Planned Parenthood Sues Arizona Because Its Pro-Life Laws Have Saved Too Many Babies From Abortion

State   |   Micaiah Bilger   |   Apr 12, 2019   |   4:58PM   |   Phoenix, Arizona

The abortion giant Planned Parenthood just filed a massive new lawsuit against a series of pro-life Arizona laws that are saving unborn babies from abortion.

KJZZ Radio News reports Planned Parenthood Arizona filed the lawsuit Thursday, arguing that the abortion restrictions are unconstitutional.

The state laws that Planned Parenthood is challenging protect women’s safety as well as unborn babies’ lives.

One law requires that doctors perform abortions rather than less qualified medical staff, and another requires that a doctor meets with the patient in-person at least 24 hours prior to the abortion to receive information about the abortion, including risks and alternatives, assess any possible medical problems and answer questions. The third law requires that abortion facilities give women abortion drugs in-person rather than via a webcam.

Bryan Howard, president of the Arizona branch of Planned Parenthood, claimed the laws are “intrusive” and “medically unnecessary,” according to the Arizona Republic.

“For more than a decade, Arizona women have suffered a sustained, multi-front attack on their constitutional right to reproductive health care, led by anti-choice activist groups and their allies in Arizona state government,” the lawsuit states.


But pro-life advocates contend that the laws do not hurt women, they just hurt the abortion industry.
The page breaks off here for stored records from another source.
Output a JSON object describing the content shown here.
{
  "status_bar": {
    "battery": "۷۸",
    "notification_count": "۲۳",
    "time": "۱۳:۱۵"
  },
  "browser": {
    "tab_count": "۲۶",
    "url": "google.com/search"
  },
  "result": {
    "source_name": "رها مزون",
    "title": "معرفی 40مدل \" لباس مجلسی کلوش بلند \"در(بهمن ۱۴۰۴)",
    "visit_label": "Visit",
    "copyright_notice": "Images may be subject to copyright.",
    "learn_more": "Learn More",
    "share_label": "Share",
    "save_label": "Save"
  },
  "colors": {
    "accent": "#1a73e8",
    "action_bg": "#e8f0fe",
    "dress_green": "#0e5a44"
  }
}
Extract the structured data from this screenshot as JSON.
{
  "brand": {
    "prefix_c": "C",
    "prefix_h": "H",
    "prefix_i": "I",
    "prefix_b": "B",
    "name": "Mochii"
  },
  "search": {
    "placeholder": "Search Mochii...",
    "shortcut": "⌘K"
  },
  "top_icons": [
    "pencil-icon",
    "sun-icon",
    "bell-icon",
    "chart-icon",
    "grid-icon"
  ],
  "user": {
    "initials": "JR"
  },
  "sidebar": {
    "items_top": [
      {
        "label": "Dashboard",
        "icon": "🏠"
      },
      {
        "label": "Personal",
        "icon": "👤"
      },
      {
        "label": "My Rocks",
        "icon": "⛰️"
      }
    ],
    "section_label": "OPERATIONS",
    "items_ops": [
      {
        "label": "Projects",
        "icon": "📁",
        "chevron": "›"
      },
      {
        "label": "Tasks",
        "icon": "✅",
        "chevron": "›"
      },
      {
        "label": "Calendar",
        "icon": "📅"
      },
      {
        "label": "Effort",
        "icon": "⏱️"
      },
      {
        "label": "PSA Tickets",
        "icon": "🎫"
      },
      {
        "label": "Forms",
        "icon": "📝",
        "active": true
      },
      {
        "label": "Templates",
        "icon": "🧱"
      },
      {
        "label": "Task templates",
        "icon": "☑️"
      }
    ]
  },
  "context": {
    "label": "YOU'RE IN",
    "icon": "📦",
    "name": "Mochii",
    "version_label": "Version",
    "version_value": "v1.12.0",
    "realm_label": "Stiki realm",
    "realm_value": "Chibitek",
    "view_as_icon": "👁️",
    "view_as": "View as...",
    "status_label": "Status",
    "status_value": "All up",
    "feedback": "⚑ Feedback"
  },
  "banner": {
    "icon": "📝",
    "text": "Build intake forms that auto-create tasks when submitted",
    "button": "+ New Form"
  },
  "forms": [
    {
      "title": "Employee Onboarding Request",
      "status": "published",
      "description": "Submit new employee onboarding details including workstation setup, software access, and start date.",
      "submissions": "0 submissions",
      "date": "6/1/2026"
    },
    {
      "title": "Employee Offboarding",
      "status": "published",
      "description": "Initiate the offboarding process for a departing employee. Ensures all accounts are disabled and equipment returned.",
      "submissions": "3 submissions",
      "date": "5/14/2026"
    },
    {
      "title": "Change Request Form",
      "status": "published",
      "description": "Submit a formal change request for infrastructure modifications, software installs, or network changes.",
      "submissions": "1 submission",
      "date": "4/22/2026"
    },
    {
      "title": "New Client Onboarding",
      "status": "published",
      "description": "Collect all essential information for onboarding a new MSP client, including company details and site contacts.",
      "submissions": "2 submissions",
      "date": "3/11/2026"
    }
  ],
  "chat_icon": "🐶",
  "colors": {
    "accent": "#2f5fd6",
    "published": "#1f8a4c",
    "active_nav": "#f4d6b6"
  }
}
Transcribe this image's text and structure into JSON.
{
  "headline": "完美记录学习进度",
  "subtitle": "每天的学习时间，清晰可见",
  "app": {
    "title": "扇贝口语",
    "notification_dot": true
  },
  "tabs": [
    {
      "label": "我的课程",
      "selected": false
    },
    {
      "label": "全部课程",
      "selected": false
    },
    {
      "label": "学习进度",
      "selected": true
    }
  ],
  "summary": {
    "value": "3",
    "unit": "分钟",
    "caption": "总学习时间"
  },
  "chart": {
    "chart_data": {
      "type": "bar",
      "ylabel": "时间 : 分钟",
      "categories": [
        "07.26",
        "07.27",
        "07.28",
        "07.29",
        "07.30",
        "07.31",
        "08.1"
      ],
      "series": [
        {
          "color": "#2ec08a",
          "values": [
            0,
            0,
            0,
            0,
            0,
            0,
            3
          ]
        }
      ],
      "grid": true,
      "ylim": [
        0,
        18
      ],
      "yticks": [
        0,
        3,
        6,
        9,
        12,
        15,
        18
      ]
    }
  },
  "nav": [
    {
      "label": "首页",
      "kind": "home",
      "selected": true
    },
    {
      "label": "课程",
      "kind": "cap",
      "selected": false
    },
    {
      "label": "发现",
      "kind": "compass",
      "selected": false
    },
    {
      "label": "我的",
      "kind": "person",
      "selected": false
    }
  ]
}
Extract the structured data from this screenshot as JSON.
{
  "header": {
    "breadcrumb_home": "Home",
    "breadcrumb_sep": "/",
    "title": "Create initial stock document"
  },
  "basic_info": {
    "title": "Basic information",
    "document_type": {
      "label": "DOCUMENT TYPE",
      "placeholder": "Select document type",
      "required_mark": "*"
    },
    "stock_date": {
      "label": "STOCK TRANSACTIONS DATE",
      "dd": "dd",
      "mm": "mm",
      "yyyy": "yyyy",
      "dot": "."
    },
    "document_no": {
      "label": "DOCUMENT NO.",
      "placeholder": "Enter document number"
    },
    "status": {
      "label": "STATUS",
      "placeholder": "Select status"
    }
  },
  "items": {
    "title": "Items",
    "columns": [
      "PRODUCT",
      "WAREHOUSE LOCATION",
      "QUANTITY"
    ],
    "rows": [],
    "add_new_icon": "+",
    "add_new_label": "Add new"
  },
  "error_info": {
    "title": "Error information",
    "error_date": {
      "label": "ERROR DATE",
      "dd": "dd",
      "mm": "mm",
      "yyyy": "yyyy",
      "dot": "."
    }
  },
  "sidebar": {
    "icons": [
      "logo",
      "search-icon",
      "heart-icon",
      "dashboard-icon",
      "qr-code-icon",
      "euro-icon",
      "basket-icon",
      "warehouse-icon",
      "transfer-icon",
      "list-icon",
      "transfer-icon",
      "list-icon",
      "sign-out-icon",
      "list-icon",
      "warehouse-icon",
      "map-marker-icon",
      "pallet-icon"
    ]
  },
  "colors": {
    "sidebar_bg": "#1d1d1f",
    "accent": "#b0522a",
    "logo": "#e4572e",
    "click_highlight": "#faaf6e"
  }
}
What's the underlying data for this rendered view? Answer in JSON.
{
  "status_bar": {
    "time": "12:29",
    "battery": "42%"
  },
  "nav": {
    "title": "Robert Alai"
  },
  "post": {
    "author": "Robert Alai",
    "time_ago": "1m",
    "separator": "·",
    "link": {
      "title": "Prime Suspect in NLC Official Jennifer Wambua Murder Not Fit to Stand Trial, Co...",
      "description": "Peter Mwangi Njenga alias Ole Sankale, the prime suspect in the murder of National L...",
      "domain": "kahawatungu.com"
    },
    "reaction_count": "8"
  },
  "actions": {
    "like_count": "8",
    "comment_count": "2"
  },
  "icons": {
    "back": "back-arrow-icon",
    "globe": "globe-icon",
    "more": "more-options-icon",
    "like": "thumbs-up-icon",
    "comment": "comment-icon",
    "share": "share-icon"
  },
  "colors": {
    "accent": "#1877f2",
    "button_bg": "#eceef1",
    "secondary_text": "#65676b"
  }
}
Cathi Herrod, president of the pro-life Center for Arizona Policy, told the local news that the lawsuit shows how the abortion industry puts “abortion over women’s health and safety.”

“All three laws are vital to ensuring women considering an abortion are able to make an informed choice,” Herrod told the Republic in an email. “We anticipate the state will mount a vigorous defense of these laws.”

These laws help protect unborn babies from abortion, and the abortion industry knows it. Studies have found that when women receive informed consent, such as the ability to see the ultrasound images of their unborn baby, they are more likely to choose life.

About half of all states have a waiting period of some kind, ranging from 24 hours to 72 hours between informed consent and the abortion. These waiting periods help ensure that women have time to consider the information and that they are not pressured into aborting their unborn babies.